The Canadian University Soccer season is here, and this year marks my 3rd season as Assistant Coach and Fitness Coach with the University of Ontario Institute of Technology (UOIT) Ridgebacks Women’s Varsity Soccer Team. This season, I will be blogging every day with a ‘Tip of the Day’ – a small piece of information about the testing, training, monitoring, or performance analysis I am doing with the team.
Today’s Tip of the Day is about assessment of running speed. In modern soccer, running speed is a key determinant of a players’ ability to make the types of plays – outrunning defenders to score goals, or conversely, outrunning attacking players to prevent scoring opportunities, for example – that lead to success in the sport. About six years ago, I was part of a group led by Paolo Pacione (present fitness coach with Montreal Impact in MLS) and Robert Rupf (sports scientist with the Canadian Sport Centre Ontario) which was tasked with designing a soccer-specific fitness assessment protocol for all of the Ontario Provincial and National Training Centre players, comprising elite level boys and girls ranging in age from U14 to U17. When determining which fitness assessments to select for these elite level soccer players, we decided to do some research into what types of assessments were considered the best predictors of performance in soccer, and also which tests were the most applicable to high level youth players. We had a general idea of what physical abilities needed to be tested (speed and endurance in particular) but we wanted to determine which specific types of tests of these abilities were best suited to our environment and players.
For speed tests, we looked into the specific way that speed is used in soccer.
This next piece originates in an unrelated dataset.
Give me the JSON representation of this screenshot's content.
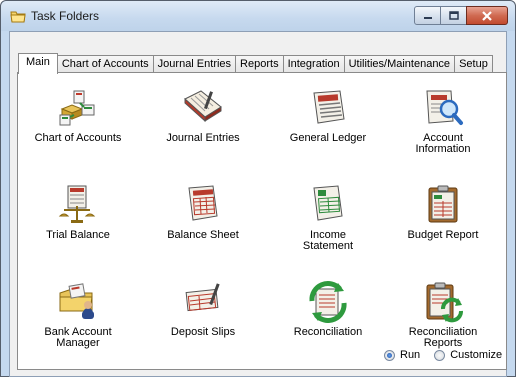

In a study done by Di Salvo et. al. (2009), it was found that the average distance of a sprint in elite professional (men’s) soccer was 20 metres. Furthermore, the same study reported that the shortest sprints in professional soccer are between 5 and 10 metres, and the longest sprints are between 30-40 metres. Armed with this data, our group decided to use a speed test protocol that includes a 10 metre sprint (to measure initial acceleration); a 20 metre sprint (to measure the speed of the average sprint distance in soccer); and a 35 metre sprint (to measure the speed of the maximum sprint distance in soccer). I have since adopted this speed testing protocol and am still using it today to assess all the players I work with, including the UOIT Women’s varsity team. Other fitness coaches working with soccer players should also consider these speed tests, as I have found them to be the best way to determine players’ soccer-specific running speed.
I’d love to hear your thoughts about this topic. Drop me a line here to get the conversation started.